Unfortunately, in the shipping container industry there is a LOT of scammers. These scammers will try to trick you into paying for containers that don't exist or containers that are in a much worse condition than they say they are. This guide will help you identify scammers, including common techniques that they try to use and help you to protect yourself when you buy a shipping container. By following these steps, you can be sure that you're not going to be scammed.
Viewing a shipping container in person is a crucial step in the purchasing process, especially if you're buying a used container. Physical inspection allows you to assess the container's condition firsthand, checking for any potential damage or issues that might not be evident in photographs or descriptions. You can look for rust, structural damage, holes, faulty doors or seals, and the condition of the paint. It's also an opportunity to ensure the container matches the seller's claims in terms of dimensions, type, and other features. If you're unable to visit in person, consider hiring a reputable third-party inspection service to perform this task. They will provide an unbiased assessment, giving you confidence in the accuracy of the container's described condition. Remember, a physical check can not only prevent you from getting scammed but also save you from future repair costs and hassle.
When it comes to preventing shipping container scams, one effective measure is to cross-reference the details provided by the seller or the shipping company. Scammers often create false identities and use fraudulent information to lure unsuspecting buyers into their schemes. Before making any financial commitments or sharing sensitive information, it is crucial to verify the legitimacy of the seller or the shipping company. You can cross-reference their contact information, business registration, and address through reputable sources, such as government websites or established business directories. Additionally, reaching out to previous customers or reading online reviews can provide valuable insights into the seller's reputation and reliability. By conducting thorough cross-referencing, you can safeguard yourself against falling victim to shipping container scams and make informed decisions with confidence.
A critical step in avoiding shipping container scams involves a deep understanding of the current market prices for both new and used containers. Prices can vary significantly based on factors such as the container's size, condition, and the shipping costs associated with its location. Conducting comprehensive market research before making any purchasing decisions will allow you to identify and avoid offers that appear suspiciously low or disproportionately high. Remember, if a deal seems too good to be true, it probably is. Always compare prices from multiple suppliers and consider reaching out to professionals in the industry for their input. This knowledge can be your first line of defense against falling victim to fraudulent schemes.

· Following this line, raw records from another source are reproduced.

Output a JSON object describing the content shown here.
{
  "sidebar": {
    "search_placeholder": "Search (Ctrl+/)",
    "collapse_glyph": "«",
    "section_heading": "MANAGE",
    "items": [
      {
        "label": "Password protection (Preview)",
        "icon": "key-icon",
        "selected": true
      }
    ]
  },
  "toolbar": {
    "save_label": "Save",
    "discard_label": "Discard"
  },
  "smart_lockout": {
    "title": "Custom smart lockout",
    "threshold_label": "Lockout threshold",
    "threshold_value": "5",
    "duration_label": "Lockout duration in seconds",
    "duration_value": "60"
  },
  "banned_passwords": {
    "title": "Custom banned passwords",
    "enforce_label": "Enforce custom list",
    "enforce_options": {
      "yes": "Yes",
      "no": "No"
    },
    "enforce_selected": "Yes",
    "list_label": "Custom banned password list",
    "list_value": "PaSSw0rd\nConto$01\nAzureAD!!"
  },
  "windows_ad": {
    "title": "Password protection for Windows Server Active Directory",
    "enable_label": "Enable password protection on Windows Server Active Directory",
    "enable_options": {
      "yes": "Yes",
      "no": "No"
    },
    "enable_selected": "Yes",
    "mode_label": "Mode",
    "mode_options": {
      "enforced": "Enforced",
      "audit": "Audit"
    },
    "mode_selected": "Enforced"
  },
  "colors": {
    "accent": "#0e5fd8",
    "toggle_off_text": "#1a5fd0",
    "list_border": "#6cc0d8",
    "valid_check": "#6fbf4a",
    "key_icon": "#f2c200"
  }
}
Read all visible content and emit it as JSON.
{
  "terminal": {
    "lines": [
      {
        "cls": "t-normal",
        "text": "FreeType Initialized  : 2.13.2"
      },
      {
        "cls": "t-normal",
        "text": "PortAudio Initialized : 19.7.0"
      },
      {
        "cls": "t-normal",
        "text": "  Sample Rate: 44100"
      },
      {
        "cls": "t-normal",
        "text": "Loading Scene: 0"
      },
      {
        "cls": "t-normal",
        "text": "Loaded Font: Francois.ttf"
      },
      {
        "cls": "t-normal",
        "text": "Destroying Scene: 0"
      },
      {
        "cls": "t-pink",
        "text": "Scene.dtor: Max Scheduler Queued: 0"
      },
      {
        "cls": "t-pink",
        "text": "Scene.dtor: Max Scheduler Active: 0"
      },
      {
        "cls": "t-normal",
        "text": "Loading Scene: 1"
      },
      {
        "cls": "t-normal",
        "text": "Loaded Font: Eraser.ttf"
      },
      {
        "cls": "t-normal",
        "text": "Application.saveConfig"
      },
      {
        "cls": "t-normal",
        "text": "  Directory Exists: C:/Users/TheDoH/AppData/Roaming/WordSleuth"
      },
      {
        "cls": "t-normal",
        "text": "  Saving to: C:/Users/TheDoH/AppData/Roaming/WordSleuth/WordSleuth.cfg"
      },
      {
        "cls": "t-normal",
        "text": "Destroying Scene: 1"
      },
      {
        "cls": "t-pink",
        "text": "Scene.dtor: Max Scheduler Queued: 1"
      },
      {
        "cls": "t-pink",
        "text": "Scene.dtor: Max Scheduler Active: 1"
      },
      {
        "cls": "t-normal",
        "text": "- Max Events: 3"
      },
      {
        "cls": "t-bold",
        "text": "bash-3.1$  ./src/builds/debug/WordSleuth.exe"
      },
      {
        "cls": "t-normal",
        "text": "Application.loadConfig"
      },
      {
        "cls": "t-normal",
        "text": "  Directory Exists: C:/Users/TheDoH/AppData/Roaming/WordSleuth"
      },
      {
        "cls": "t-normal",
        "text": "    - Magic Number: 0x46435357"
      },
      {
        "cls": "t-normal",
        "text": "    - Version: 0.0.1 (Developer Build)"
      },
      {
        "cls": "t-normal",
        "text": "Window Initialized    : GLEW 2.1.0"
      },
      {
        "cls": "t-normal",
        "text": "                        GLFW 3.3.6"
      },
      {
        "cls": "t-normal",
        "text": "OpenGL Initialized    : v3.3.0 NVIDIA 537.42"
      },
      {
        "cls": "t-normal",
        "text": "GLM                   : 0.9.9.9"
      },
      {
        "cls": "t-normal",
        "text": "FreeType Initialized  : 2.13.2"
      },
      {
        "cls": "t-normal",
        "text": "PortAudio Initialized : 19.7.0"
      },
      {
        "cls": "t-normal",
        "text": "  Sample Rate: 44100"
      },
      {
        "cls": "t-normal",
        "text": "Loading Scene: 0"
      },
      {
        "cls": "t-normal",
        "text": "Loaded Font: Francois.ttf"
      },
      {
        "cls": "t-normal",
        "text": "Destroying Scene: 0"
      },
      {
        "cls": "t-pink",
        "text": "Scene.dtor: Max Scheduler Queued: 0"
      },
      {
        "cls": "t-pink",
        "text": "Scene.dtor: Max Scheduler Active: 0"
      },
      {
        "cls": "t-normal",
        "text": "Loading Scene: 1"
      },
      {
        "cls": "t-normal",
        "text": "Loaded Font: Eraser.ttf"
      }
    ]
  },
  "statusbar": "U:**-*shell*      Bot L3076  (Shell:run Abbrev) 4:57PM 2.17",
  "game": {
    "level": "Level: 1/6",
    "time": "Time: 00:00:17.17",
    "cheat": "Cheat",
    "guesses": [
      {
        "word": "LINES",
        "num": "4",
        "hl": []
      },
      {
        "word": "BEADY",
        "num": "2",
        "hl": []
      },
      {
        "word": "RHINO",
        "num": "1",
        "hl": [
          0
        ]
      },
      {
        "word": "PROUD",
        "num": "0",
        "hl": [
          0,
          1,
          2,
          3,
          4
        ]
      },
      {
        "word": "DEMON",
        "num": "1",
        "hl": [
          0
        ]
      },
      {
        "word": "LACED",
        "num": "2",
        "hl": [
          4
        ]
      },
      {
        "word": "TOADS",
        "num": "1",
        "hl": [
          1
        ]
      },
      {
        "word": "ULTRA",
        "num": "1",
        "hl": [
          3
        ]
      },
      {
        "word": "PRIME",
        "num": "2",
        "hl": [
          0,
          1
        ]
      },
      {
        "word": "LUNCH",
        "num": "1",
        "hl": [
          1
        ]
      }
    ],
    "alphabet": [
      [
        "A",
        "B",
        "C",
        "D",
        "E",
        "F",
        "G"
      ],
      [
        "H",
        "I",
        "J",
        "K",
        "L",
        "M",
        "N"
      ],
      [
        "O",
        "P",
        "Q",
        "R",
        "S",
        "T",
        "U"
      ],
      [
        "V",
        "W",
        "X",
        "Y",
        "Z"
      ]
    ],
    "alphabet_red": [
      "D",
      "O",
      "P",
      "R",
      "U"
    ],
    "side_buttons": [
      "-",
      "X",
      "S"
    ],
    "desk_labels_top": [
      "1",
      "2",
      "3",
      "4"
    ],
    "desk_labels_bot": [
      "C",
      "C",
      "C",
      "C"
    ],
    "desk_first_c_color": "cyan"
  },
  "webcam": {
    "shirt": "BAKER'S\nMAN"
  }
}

Employing a secure payment method is a vital step in preventing shipping container scams. It's highly advised to use payment options that offer built-in protection against fraud, like credit cards, PayPal, and bank transfers. These methods generally offer buyer protection mechanisms that can help you in the event of a dispute. Be cautious with sellers who insist on cash payments, wire transfers, or cryptocurrency transactions, as these methods can be more difficult to trace and recover if a scam occurs. Ideally, opt for a payment service that provides an escrow option, where the funds are held by a third-party until the transaction is complete. This way, you retain control over your funds until you're fully satisfied with your purchase, significantly limiting your risk.
Comprehensive documentation is your ally in preventing shipping container scams. Ensure you gather all the necessary information about the container and the seller. This includes the container's identification number, its physical condition, age, history of repairs, and any certifications it may have. When it comes to the seller, verify their full name, physical address, contact information, and business registration details. All transaction details should be clearly written in a formal contract or invoice. Never hesitate to ask questions or seek clarification for anything that seems unclear or suspicious. The more information you have, the better equipped you are to identify inconsistencies that could signal a scam.